— YOUR INSTRUCTIONS —
Please retype all of the following entries exactly.

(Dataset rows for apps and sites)

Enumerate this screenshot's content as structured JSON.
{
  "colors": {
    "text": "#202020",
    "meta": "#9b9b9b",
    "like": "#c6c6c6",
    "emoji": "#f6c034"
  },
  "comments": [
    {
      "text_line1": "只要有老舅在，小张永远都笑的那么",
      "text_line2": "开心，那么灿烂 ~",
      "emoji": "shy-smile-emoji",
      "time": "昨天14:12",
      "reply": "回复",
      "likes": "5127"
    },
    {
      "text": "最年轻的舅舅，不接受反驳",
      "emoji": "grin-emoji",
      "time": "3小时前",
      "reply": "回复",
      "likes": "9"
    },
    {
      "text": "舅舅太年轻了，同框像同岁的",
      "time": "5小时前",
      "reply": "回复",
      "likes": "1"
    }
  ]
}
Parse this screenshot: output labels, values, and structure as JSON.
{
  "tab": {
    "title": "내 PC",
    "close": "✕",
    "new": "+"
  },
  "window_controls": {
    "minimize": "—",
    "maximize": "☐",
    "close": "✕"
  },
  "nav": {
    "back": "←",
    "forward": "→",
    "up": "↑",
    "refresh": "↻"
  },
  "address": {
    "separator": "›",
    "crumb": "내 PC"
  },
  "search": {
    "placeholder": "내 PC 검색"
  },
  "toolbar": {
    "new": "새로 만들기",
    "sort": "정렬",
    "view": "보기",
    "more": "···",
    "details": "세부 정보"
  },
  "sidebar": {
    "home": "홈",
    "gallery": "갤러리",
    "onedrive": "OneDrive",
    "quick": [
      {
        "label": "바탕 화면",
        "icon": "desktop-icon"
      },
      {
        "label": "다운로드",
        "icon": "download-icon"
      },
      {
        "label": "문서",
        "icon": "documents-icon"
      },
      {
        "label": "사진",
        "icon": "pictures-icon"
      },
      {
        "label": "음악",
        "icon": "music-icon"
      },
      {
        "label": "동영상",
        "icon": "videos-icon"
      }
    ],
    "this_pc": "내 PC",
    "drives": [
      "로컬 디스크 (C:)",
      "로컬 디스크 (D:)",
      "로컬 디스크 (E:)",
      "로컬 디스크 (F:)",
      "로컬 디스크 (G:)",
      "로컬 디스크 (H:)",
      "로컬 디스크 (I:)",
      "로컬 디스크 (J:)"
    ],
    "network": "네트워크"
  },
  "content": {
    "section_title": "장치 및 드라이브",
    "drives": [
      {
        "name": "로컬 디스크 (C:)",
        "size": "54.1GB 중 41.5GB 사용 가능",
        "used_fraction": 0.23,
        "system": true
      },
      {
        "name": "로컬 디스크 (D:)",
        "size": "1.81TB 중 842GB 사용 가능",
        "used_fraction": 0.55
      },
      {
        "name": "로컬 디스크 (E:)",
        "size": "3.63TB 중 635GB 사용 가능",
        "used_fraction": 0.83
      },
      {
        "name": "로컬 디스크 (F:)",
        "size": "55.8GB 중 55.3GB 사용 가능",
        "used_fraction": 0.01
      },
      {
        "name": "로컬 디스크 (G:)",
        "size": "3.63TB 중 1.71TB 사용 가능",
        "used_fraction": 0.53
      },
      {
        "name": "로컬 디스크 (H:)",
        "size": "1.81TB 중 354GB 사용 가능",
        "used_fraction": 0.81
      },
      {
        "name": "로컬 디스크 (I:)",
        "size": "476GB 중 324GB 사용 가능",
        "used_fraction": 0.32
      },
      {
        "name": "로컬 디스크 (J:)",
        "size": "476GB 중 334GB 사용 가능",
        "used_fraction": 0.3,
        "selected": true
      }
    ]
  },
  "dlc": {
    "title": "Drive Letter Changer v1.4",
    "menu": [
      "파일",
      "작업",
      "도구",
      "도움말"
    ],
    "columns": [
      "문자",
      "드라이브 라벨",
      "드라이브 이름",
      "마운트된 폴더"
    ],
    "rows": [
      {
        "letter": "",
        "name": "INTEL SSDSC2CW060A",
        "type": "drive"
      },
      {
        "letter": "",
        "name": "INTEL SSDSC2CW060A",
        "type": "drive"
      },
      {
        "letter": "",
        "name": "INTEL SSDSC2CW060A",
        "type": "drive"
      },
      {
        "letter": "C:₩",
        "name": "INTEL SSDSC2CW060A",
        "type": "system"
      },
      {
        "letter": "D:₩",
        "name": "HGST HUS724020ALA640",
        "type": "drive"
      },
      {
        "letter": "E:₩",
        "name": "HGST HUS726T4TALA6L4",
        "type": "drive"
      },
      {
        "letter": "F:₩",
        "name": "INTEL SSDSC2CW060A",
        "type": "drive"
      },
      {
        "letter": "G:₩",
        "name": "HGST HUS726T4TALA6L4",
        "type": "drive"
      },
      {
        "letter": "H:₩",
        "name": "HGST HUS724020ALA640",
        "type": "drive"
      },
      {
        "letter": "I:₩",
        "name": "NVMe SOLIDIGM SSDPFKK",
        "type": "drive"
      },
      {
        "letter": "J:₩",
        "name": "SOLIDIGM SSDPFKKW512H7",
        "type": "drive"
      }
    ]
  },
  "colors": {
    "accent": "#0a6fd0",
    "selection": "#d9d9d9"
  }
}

— TASK RESPONSE —
Enumerate this screenshot's content as structured JSON.
{
  "colors": {
    "text": "#202020",
    "meta": "#9b9b9b",
    "like": "#c6c6c6",
    "emoji": "#f6c034"
  },
  "comments": [
    {
      "text_line1": "只要有老舅在，小张永远都笑的那么",
      "text_line2": "开心，那么灿烂 ~",
      "emoji": "shy-smile-emoji",
      "time": "昨天14:12",
      "reply": "回复",
      "likes": "5127"
    },
    {
      "text": "最年轻的舅舅，不接受反驳",
      "emoji": "grin-emoji",
      "time": "3小时前",
      "reply": "回复",
      "likes": "9"
    },
    {
      "text": "舅舅太年轻了，同框像同岁的",
      "time": "5小时前",
      "reply": "回复",
      "likes": "1"
    }
  ]
}
Parse this screenshot: output labels, values, and structure as JSON.
{
  "tab": {
    "title": "내 PC",
    "close": "✕",
    "new": "+"
  },
  "window_controls": {
    "minimize": "—",
    "maximize": "☐",
    "close": "✕"
  },
  "nav": {
    "back": "←",
    "forward": "→",
    "up": "↑",
    "refresh": "↻"
  },
  "address": {
    "separator": "›",
    "crumb": "내 PC"
  },
  "search": {
    "placeholder": "내 PC 검색"
  },
  "toolbar": {
    "new": "새로 만들기",
    "sort": "정렬",
    "view": "보기",
    "more": "···",
    "details": "세부 정보"
  },
  "sidebar": {
    "home": "홈",
    "gallery": "갤러리",
    "onedrive": "OneDrive",
    "quick": [
      {
        "label": "바탕 화면",
        "icon": "desktop-icon"
      },
      {
        "label": "다운로드",
        "icon": "download-icon"
      },
      {
        "label": "문서",
        "icon": "documents-icon"
      },
      {
        "label": "사진",
        "icon": "pictures-icon"
      },
      {
        "label": "음악",
        "icon": "music-icon"
      },
      {
        "label": "동영상",
        "icon": "videos-icon"
      }
    ],
    "this_pc": "내 PC",
    "drives": [
      "로컬 디스크 (C:)",
      "로컬 디스크 (D:)",
      "로컬 디스크 (E:)",
      "로컬 디스크 (F:)",
      "로컬 디스크 (G:)",
      "로컬 디스크 (H:)",
      "로컬 디스크 (I:)",
      "로컬 디스크 (J:)"
    ],
    "network": "네트워크"
  },
  "content": {
    "section_title": "장치 및 드라이브",
    "drives": [
      {
        "name": "로컬 디스크 (C:)",
        "size": "54.1GB 중 41.5GB 사용 가능",
        "used_fraction": 0.23,
        "system": true
      },
      {
        "name": "로컬 디스크 (D:)",
        "size": "1.81TB 중 842GB 사용 가능",
        "used_fraction": 0.55
      },
      {
        "name": "로컬 디스크 (E:)",
        "size": "3.63TB 중 635GB 사용 가능",
        "used_fraction": 0.83
      },
      {
        "name": "로컬 디스크 (F:)",
        "size": "55.8GB 중 55.3GB 사용 가능",
        "used_fraction": 0.01
      },
      {
        "name": "로컬 디스크 (G:)",
        "size": "3.63TB 중 1.71TB 사용 가능",
        "used_fraction": 0.53
      },
      {
        "name": "로컬 디스크 (H:)",
        "size": "1.81TB 중 354GB 사용 가능",
        "used_fraction": 0.81
      },
      {
        "name": "로컬 디스크 (I:)",
        "size": "476GB 중 324GB 사용 가능",
        "used_fraction": 0.32
      },
      {
        "name": "로컬 디스크 (J:)",
        "size": "476GB 중 334GB 사용 가능",
        "used_fraction": 0.3,
        "selected": true
      }
    ]
  },
  "dlc": {
    "title": "Drive Letter Changer v1.4",
    "menu": [
      "파일",
      "작업",
      "도구",
      "도움말"
    ],
    "columns": [
      "문자",
      "드라이브 라벨",
      "드라이브 이름",
      "마운트된 폴더"
    ],
    "rows": [
      {
        "letter": "",
        "name": "INTEL SSDSC2CW060A",
        "type": "drive"
      },
      {
        "letter": "",
        "name": "INTEL SSDSC2CW060A",
        "type": "drive"
      },
      {
        "letter": "",
        "name": "INTEL SSDSC2CW060A",
        "type": "drive"
      },
      {
        "letter": "C:₩",
        "name": "INTEL SSDSC2CW060A",
        "type": "system"
      },
      {
        "letter": "D:₩",
        "name": "HGST HUS724020ALA640",
        "type": "drive"
      },
      {
        "letter": "E:₩",
        "name": "HGST HUS726T4TALA6L4",
        "type": "drive"
      },
      {
        "letter": "F:₩",
        "name": "INTEL SSDSC2CW060A",
        "type": "drive"
      },
      {
        "letter": "G:₩",
        "name": "HGST HUS726T4TALA6L4",
        "type": "drive"
      },
      {
        "letter": "H:₩",
        "name": "HGST HUS724020ALA640",
        "type": "drive"
      },
      {
        "letter": "I:₩",
        "name": "NVMe SOLIDIGM SSDPFKK",
        "type": "drive"
      },
      {
        "letter": "J:₩",
        "name": "SOLIDIGM SSDPFKKW512H7",
        "type": "drive"
      }
    ]
  },
  "colors": {
    "accent": "#0a6fd0",
    "selection": "#d9d9d9"
  }
}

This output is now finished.